This mind-set has surfers looking to the military, as well as to fishing and other industries, for survival equipment to adapt to their sport. Some surfers are also busy cooking up products on their own.
Advancements in wearable technology may also bring inventions such as G.P.S. devices to track a surfer’s location, and monitors that measure a surfer’s vital signs when he or she is trapped underwater.
Just as important is the pro-surfing community’s new emphasis on rescue training and emergency preparedness. In 2011, after a friend drowned while surfing Mavericks, Christensen partnered with another pro, Danilo Couto, to host a C.P.R. course for big-wave surfers on his farm, in Hawaii.
Christensen was fresh off of taking a snowboarding-safety course in Wyoming. “I just saw so many parallels between those two sports, and the dangers,” Christensen said. “You don’t go into the backcountry without a buddy who knows how to use a beacon and a probe and is able to get you out of an avalanche or a dangerous situation. I realized that a lot of the time we go surfing with guys who may not know what to do if you get hurt.”
The C.P.R. course on Christensen’s farm has grown into the Big Wave Safety Summit, a multiday event that takes place twice a year; the most recent was two weeks ago, in Hawaii, with two hundred people attending. In addition to C.P.R., instructors now teach worst-case-scenario workshops, first-aid lessons, ocean survival, and rescue techniques on surfboards and Jet Skis. These are the skills that can come in handy when the safety equipment fails. Last year, Maya Gabeira, of Brazil, was towing into an estimated eighty-foot wave in Nazaré, Portugal, when she wiped out. Her life jacket was ripped off in the maelstrom of the impact zone, and she eventually lost consciousness. Her longtime tow partner, who had attended the safety summit, pulled off a daring Jet Ski rescue that saved her life.
“We realized that we can’t continue to push the sport further until we catch up in safety precautions,” Long said. “As foolish as it may seem, we had never given much thought to it. In the past, if we had one ski out there to look after us, doing water safety, that was a good day.”

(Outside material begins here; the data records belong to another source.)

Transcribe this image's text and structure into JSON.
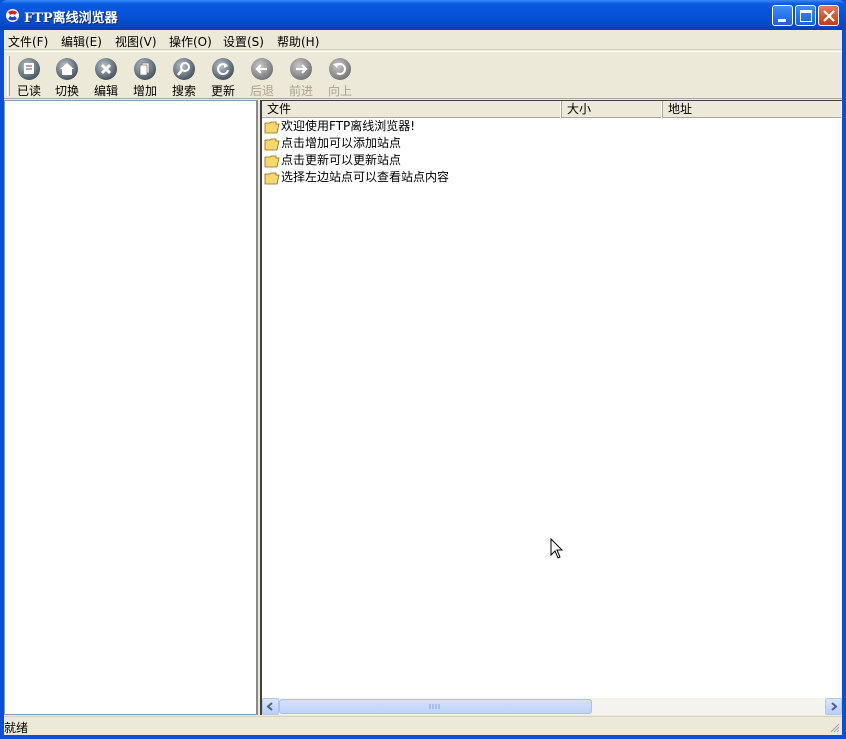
{
  "window": {
    "title": "FTP离线浏览器"
  },
  "menu": [
    {
      "label": "文件(F)"
    },
    {
      "label": "编辑(E)"
    },
    {
      "label": "视图(V)"
    },
    {
      "label": "操作(O)"
    },
    {
      "label": "设置(S)"
    },
    {
      "label": "帮助(H)"
    }
  ],
  "toolbar": [
    {
      "label": "已读",
      "icon": "read-icon",
      "enabled": true
    },
    {
      "label": "切换",
      "icon": "home-icon",
      "enabled": true
    },
    {
      "label": "编辑",
      "icon": "delete-icon",
      "enabled": true
    },
    {
      "label": "增加",
      "icon": "add-icon",
      "enabled": true
    },
    {
      "label": "搜索",
      "icon": "search-icon",
      "enabled": true
    },
    {
      "label": "更新",
      "icon": "refresh-icon",
      "enabled": true
    },
    {
      "label": "后退",
      "icon": "back-icon",
      "enabled": false
    },
    {
      "label": "前进",
      "icon": "forward-icon",
      "enabled": false
    },
    {
      "label": "向上",
      "icon": "up-icon",
      "enabled": false
    }
  ],
  "columns": [
    {
      "label": "文件"
    },
    {
      "label": "大小"
    },
    {
      "label": "地址"
    }
  ],
  "rows": [
    {
      "name": "欢迎使用FTP离线浏览器!"
    },
    {
      "name": "点击增加可以添加站点"
    },
    {
      "name": "点击更新可以更新站点"
    },
    {
      "name": "选择左边站点可以查看站点内容"
    }
  ],
  "status": {
    "text": "就绪"
  },
  "colors": {
    "titlebar": "#0453d8",
    "chrome": "#ece9d8",
    "folder": "#f5d76e"
  }
}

Rescue staffs, though, come with their own challenges. Not all surfers have the means to hire their own team, and, because of the ephemeral nature of big waves and how difficult they are to accurately forecast, even those who do have the resources can still have trouble arranging a support crew.
“In the real world, it’s a very hard sport to schedule, because we never have the actual date,” Gabeira said. It can be difficult “to have all of those resources stand by and be able to activate them on a last-minute basis and have it all come together.”
Wave-tracking software has allowed for some advance planning, giving surfers more lead time to implement a plan and gather supplies and manpower—assuming that the waves show up on the right day.
If there’s a downside to this movement, it’s the fear that a piece of safety equipment can give people a dose of false courage. Combine today’s GoPro ethos with the egalitarian spirit of paddle-in surfing, and those waves that a few years ago were ridden only by tow-in surfers are now crowded with ambitious surfers chasing Internet fame and sponsorships, or just a huge rush.
“It definitely makes it a lot less enticing to go surfing when there are sixty to seventy more guys out there,” Dorian, the V1-suit developer, said. “I’m definitely to blame for that. There’s no doubt that the suit has enabled people who would’ve never been out there in the first place to feel comfortable paddling out at places like Jaws”—in Maui—“or Mavericks.”
Then, of course, there’s the big question: Do lifelines take the thrill out of so-called extreme sports? Nowadays, in big-wave surfing, it’s the opposite—they allow surfers to keep chasing that rush.
“I pushed it as hard as I could for fifteen years,” Long said. “But, eventually, there was that one wave that led to me nearly drowning, and had it not been for all the safety measures that were taken, I wouldn’t be here today.”